Problem:
Select the lines below containing the word "сценарий".

BEGIN

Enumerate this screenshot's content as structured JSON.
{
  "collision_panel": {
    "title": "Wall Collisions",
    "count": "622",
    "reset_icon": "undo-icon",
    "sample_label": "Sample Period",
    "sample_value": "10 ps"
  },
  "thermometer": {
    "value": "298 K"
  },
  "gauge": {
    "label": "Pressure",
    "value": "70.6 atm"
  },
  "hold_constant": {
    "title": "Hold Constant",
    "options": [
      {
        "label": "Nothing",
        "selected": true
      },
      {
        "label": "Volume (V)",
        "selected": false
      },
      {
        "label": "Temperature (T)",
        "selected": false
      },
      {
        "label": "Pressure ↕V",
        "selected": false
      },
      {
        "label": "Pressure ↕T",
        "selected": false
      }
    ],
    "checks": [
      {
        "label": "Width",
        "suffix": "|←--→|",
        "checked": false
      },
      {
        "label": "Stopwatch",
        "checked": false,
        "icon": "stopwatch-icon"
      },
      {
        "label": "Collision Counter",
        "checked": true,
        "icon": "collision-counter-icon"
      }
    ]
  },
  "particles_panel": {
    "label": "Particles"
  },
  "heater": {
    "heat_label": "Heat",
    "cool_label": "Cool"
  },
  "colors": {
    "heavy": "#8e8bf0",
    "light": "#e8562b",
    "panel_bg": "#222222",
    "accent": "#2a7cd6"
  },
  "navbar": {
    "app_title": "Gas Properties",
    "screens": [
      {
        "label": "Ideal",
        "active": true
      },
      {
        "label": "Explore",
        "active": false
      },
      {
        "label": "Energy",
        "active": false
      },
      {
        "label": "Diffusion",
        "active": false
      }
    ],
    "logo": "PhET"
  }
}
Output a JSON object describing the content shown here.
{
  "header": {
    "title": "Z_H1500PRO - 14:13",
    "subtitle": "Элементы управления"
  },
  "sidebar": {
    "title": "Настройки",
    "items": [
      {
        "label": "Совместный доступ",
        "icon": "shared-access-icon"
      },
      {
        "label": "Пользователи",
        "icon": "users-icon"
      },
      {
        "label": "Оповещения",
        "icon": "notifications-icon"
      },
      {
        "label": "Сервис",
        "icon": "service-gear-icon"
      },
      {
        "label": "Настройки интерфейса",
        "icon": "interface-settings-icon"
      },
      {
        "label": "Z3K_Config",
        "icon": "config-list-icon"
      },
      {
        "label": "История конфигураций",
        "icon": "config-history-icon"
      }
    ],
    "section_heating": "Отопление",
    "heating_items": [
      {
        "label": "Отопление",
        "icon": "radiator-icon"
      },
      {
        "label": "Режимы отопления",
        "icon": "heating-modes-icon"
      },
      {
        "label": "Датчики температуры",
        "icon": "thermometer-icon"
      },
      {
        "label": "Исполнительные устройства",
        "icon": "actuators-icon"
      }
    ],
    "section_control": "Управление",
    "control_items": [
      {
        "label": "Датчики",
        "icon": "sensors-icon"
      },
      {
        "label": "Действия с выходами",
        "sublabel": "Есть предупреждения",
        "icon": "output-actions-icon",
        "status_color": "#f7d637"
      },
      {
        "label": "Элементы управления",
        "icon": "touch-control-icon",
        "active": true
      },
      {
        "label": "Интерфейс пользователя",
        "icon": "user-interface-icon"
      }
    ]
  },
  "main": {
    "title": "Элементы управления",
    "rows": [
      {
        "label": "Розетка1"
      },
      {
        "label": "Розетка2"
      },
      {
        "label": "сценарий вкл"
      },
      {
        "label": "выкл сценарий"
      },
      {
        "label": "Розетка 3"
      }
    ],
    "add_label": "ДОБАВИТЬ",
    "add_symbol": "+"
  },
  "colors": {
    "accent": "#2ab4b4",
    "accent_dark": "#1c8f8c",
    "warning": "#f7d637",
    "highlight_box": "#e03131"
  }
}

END
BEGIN

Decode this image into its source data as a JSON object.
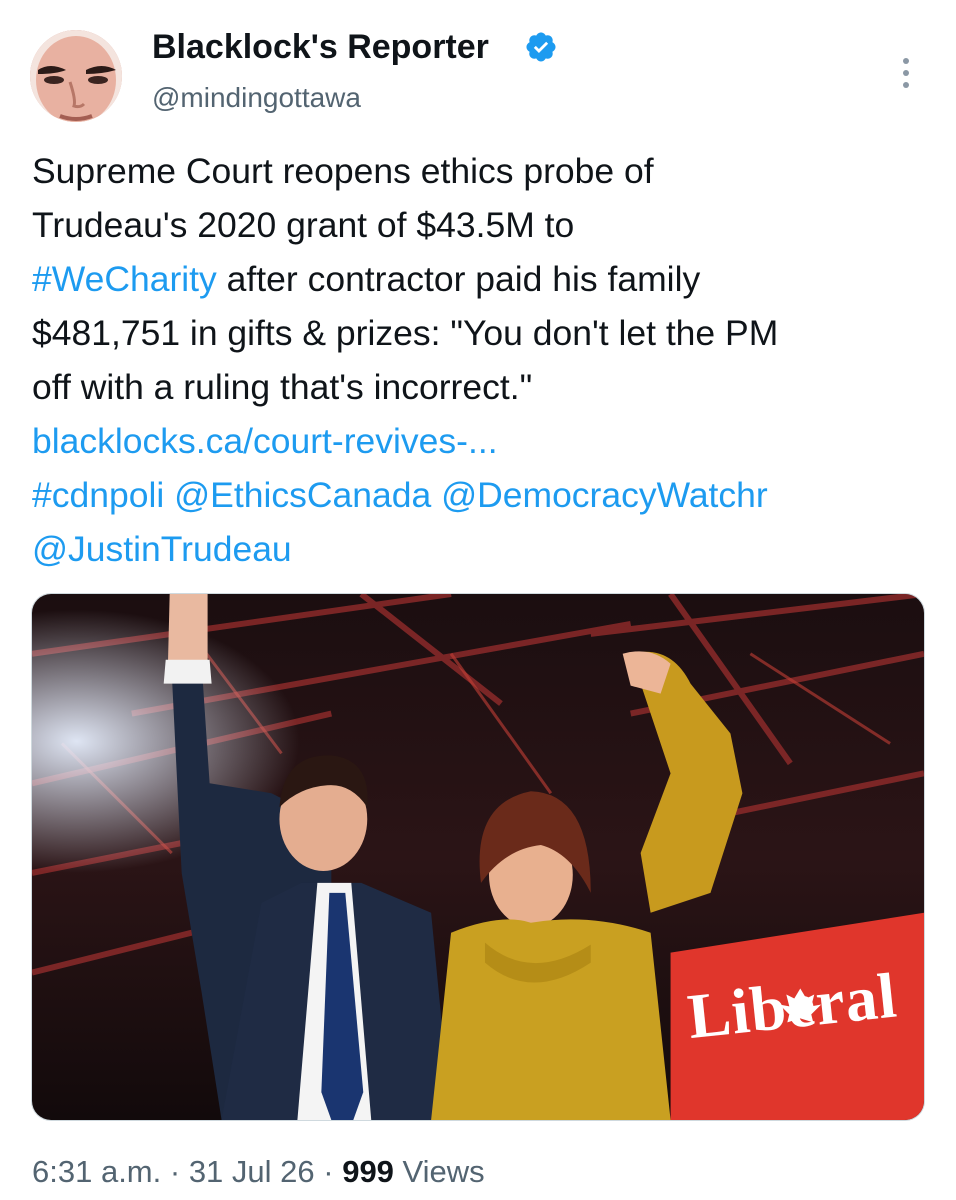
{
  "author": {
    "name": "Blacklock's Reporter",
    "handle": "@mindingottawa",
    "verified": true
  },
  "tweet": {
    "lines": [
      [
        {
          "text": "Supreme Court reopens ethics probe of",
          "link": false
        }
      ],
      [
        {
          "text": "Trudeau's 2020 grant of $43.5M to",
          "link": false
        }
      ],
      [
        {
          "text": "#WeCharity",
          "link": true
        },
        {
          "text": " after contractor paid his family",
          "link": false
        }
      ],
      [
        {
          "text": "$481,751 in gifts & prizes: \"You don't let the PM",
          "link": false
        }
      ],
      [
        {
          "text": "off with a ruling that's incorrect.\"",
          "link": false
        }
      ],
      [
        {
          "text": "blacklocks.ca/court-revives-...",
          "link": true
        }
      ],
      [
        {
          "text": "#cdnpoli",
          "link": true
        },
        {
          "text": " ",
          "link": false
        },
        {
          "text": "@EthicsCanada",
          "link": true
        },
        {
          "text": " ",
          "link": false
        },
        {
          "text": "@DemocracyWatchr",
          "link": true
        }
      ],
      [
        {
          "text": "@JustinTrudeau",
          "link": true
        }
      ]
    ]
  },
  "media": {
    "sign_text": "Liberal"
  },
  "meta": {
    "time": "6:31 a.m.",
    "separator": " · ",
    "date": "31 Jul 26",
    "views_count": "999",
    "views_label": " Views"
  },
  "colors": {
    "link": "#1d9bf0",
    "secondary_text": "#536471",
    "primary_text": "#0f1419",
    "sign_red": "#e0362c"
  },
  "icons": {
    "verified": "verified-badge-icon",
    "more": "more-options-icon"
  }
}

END
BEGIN

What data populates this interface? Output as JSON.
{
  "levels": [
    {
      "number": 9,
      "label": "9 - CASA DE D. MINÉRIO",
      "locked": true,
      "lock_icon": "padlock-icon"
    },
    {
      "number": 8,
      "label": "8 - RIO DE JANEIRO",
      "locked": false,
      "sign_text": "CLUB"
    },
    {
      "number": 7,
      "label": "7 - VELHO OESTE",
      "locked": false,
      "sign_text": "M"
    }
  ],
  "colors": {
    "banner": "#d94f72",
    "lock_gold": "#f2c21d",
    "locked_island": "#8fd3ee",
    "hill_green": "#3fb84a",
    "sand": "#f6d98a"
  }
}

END

Your solution:
        "label": "сценарий вкл"
        "label": "выкл сценарий"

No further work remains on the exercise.